Hollywood: Hollywood Free Paper, ca. early-1970s. Silkscreen. 17 1/2 x 23 in. Very good. Item #5435
San Francisco in the 1960s is most frequently associated with the hippie movement and the so-called "Summer of Love." A lesser known spiritual movement sprouted alongside it: a loose network of Evangelical groups eventually referred to as Jesus people or Jesus freaks (a term which, at the time, was not seen as pejorative). Although the movement first gained traction in San Francisco, particularly Haight-Ashbury, its nucleus quickly became Los Angeles. Leaders such as Arthur Blessitt and Tony and Susan Alamo set up shop on Sunset Strip, preaching on the street and opening coffee shops where converts congregated. As the posters in this list evidence, the movement embraced the prevailing countercultural aesthetics of the time. Music festivals, underground newspapers, and merchandise such as pins, posters, and t-shirts were all used to recruit, cohere, and build the movement. The movement spread to northern Europe, where it remains active in Germany.
A small cross perched alongside the “One Way” sign—a hand with an extended forefinger—served as a logo for the movement. On this poster, the symbol sits above the word “Jesus” in box letters, and images of young, smiling Jesus People flood the text and symbol. They hold signs reading “Try Jesus” and “One Way His Way,” free-floating One Way forefingers abound.

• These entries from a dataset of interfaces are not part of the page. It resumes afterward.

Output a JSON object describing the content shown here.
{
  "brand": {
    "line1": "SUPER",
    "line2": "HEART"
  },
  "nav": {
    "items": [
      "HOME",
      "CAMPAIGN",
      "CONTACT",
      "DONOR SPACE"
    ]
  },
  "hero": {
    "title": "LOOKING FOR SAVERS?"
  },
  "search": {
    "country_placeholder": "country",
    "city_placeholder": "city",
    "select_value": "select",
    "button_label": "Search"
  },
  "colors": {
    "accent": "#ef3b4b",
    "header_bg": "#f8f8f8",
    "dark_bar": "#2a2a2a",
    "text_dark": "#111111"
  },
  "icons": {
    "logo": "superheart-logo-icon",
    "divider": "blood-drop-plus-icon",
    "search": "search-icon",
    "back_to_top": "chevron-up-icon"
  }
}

The photographs are from Spiritual Revolution Day, a march and gathering held on February 13, 1971 which drew several thousand Jesus People.